As my tram pulled into the station next to St. Jakobshalle, a mass of protestors are facing off against supporters of the Dalai Lama. I thought how strange it seemed that a group of people could be protesting a man who lost his freedom at the age of 16, his country at 24 and who has been a refugee for 56 years. The Dalai Lama, a compassionate, pacifist, Buddhist Monk who lives by the codes and traditions of Tibetan Buddhism. As I exited through the opening tram doors, a sound wave of tension hits me like a fire hose. I am puzzled by all the noise and hostility that is taking place. Clearly the message is that life is never without struggle or sacrifice. This realization struck me and I wasn’t even inside the building yet. Looking upon the two sides, listening to the sounds of beating drums as each side chanted either their protest or support, I made my way through the series of security check-points and, finally, inside the hall.
An estimated 3,800 people gathered inside the hall awaiting the arrival of His Holiness. This is my first time attending a speaking engagement with the Dalai Lama. It is something that I have wanted to do since beginning my studies back in California at the Hsi Lai Temple with the Chinese Fo Guang Shan* Buddhist Order.

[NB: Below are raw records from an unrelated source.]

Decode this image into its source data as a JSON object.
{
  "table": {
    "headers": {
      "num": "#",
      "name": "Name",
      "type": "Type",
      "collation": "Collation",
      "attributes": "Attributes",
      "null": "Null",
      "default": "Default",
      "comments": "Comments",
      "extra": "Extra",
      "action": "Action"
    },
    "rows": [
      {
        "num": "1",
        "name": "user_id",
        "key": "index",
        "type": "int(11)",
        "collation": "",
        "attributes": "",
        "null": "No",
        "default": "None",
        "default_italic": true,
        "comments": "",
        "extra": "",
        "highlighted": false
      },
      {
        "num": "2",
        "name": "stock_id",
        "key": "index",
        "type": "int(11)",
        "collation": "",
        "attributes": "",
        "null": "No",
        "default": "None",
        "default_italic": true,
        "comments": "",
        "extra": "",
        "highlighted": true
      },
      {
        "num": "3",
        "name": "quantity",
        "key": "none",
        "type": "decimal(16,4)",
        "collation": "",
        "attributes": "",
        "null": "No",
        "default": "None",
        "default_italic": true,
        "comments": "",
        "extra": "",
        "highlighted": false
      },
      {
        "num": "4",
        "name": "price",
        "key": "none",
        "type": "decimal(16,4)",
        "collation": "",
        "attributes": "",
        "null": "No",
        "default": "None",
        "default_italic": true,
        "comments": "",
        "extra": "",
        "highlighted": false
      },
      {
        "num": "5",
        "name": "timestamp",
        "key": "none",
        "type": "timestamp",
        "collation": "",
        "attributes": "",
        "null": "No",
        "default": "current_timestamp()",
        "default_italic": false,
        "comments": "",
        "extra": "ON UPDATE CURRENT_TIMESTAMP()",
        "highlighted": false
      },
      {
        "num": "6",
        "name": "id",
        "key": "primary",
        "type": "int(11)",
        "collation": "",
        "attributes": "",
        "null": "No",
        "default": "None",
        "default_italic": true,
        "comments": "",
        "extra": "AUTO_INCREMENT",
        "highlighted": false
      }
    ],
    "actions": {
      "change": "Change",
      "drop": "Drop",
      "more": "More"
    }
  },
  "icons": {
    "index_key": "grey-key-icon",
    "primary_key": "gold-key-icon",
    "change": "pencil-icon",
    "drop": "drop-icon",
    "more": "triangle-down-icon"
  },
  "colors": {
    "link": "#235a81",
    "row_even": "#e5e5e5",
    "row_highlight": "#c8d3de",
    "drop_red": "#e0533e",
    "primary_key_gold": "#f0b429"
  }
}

The “notification bell” tolled and everyone rose from their seats. Soft applause reminiscent of a “golf-clap” began to echo throughout St. Jakobs as the Dalai Lama entered from behind a large curtain. He began greeting the various individuals and representatives from different organizations on stage. Suddenly, my mind began to drift back to when I was a child, beginning to recall quotes from “Carl,” Bill Murray’s character in the movie “Caddyshack” regarding his encounter with the Dalai Lama. The thought makes me smile as I remember, thinking how magnificent the presence of this holy man must be. My mind snapped back to reality then as the smallish, almost eighty-year-old man was helped to take his seat on stage. The Dalai Lama is clearly not this huge figure with an entourage of “flowing robes” from my childhood imagination, he is just a man, just like you and I and he was quick to remind us of that.
He began to speak of three elements that make Buddhism so special: Philosophy, Religion and Culture and how they are all intertwined. All the various cultures that accept and practice Buddhism are encouraged to question it and not simply accept it as blind faith. “By questioning, one can expand their knowledge. I never stress that Buddhism is the best religion. I expect individuals to make up their own minds. Faith and discovery are what is important,” he said to the multicultural audience.
He then talked about how important it is for people to have compassion. (“One needs to practice patience, tolerance and vigilance”) before he proceeded to speak about the subjects of “The Four Noble Truths** and Emptiness***.”
As I listened to him speak on Buddhist Principles, I began to reflect on my own journey and the choices that have led me here. Choices, that initially led me out of my comfort zone and made me set new goals and meet old ones. Sometimes, my journey had seemed overwhelming, but I couldn’t even begin to imagine what his must have been like.
“How do you reach the one billion people who have neither faith nor religion?” The Dalai Lama asked. He let the question waft over the audience a bit. “Perhaps through tolerance and education,” he said, answering his own question. “But this will take some effort from all of us. Any individual can and should make contributions to society. None are too small. We are all capable of it. We just need to be conscious of it.”
I continue to listen, as the Dalai Lama speaks about the power of the mind and how it separates us collectively as the human species. “The mental process is more important than the sensory process.” I begin to think about how different my thought processes have become and also the areas that I personally still need to work on. “The mind is very strong and our mental health is directly connected to our physical health. Faith brings inner peace. Anger and fear bring negativity to the mind and body,” he said.
The Dalai Lama was then asked about the subject of Happiness from a member of the panel: “Happiness is something that we all struggle with. Happiness seems like it is something that most of us are always chasing. What is the key to happiness?” “Controlling one’s own mind,” the Dalai Lama answered. “What about death and loss?” an audience member shouted. “Tragedy and loss are sad, but they can also be quite liberating.” Life is truly what you make of it!
Christopher D. Markakis is a US-American writer and personal fitness trainer living in Zurich. He loves to travel and share stories with people. Whenever possible, he likes to enjoy a cup of coffee with friends.
If you are an InterNations member and would like to contribute an article, do not hesitate to contact us!
* Fo Guang Shan translates directly to Buddha’s Light Mountain. It’s a new international Chinese Buddhist movement based in Taiwan.
** The Four Noble Truths are basic principles of Buddhism that deal with suffering, why we suffer and how we human beings can approach it.
*** Emptiness is one of the central teachings in Buddhism and is often misunderstood. Generally, it means that every perceived subject or thing is empty until the mind gives it substance or meaning.